From Wikisource
Jump to navigation Jump to search
This page has been proofread, but needs to be validated.
259
SKETCH OF M. ARAGO.

the principles involved in them; or of beginning with the rules of education that have been empirically collected and handed down, and then testing and evaluating these by scientific analysis. One great difficulty of education is how to deal with the various classes into which pupils fall as to their powers and groups of powers. The same treatment can not be good for all alike; but how to adapt it to each? We want an ethology of the school-room, somewhat more discriminative than that ethology of the assembly that Aristotle gives in his "Rhetoric." After that would come the question, What studies and combinations were suited to each type? But the field of suggestion is wide and the labor therein light.—Mind.

 

SKETCH OF M. ARAGO.

ON the 26th of February last the one-hundredth anniversary of the birth of François Arago was celebrated at Perpignan, France, his native city. A grand celebration of the day had also been planned at Paris, to be held under the direction of the scientific men and publicists of the capital, but the municipal subvention, on which its promoters depended for its expenses, was not granted, and it failed. Nearly seven years previous to this time, on the 21st of September, 1879, a statue of the philosopher and patriot, the work of M. Mercier, was inaugurated at Perpignan; and one year previous to it an eloquent eulogy on M. Arago was delivered in the Academy of Sciences by M. Jules Jamin.

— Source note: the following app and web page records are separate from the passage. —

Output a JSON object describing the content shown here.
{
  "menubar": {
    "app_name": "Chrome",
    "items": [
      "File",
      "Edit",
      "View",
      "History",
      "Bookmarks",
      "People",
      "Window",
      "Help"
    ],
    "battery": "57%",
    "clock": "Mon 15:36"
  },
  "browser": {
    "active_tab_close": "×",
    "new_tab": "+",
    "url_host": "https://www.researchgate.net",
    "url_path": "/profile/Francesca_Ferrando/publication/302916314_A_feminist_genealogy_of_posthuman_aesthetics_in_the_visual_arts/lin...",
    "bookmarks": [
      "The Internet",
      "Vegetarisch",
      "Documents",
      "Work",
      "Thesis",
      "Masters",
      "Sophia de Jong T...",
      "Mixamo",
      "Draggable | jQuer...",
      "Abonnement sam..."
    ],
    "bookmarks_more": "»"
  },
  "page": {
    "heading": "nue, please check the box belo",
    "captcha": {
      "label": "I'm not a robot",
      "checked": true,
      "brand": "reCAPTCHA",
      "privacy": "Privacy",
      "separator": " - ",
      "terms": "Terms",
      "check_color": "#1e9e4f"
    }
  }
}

Dominique François Arago was born at Estagel, near Perpignan, February 26, 1786. His father, who was a sub-treasurer at Perpignan, put him to school quite early in the college of that city. At seven-teen years of age he was admitted to the Polytechnic School after a brilliant examination, in which he exhibited a peculiar spirit of independence, rising to the point of chiding his examiner for unwillingness to question him on account of his delicate appearance. Some months afterward, when the proclamation of the empire was contemplated, circulars inviting the act were distributed and introduced into the school to be signed by the pupils. Arago refused to sign the paper, and was the leader among the pupils who took that position. General Lacuée, reporting the transaction to the first consul, demanded that the recusants be dismissed from the school. Bonaparte took the list, read it, and remarked: "We will only not send the first name up for promotion. We shall have to give these boys a little time to be converted. You others have turned too quickly."

Before the end of his course at the Polytechnic, Arago, whose abilities had impressed all of his teachers, was appointed a secretary in the Bureau des Longitudes, where he became associated with Biot,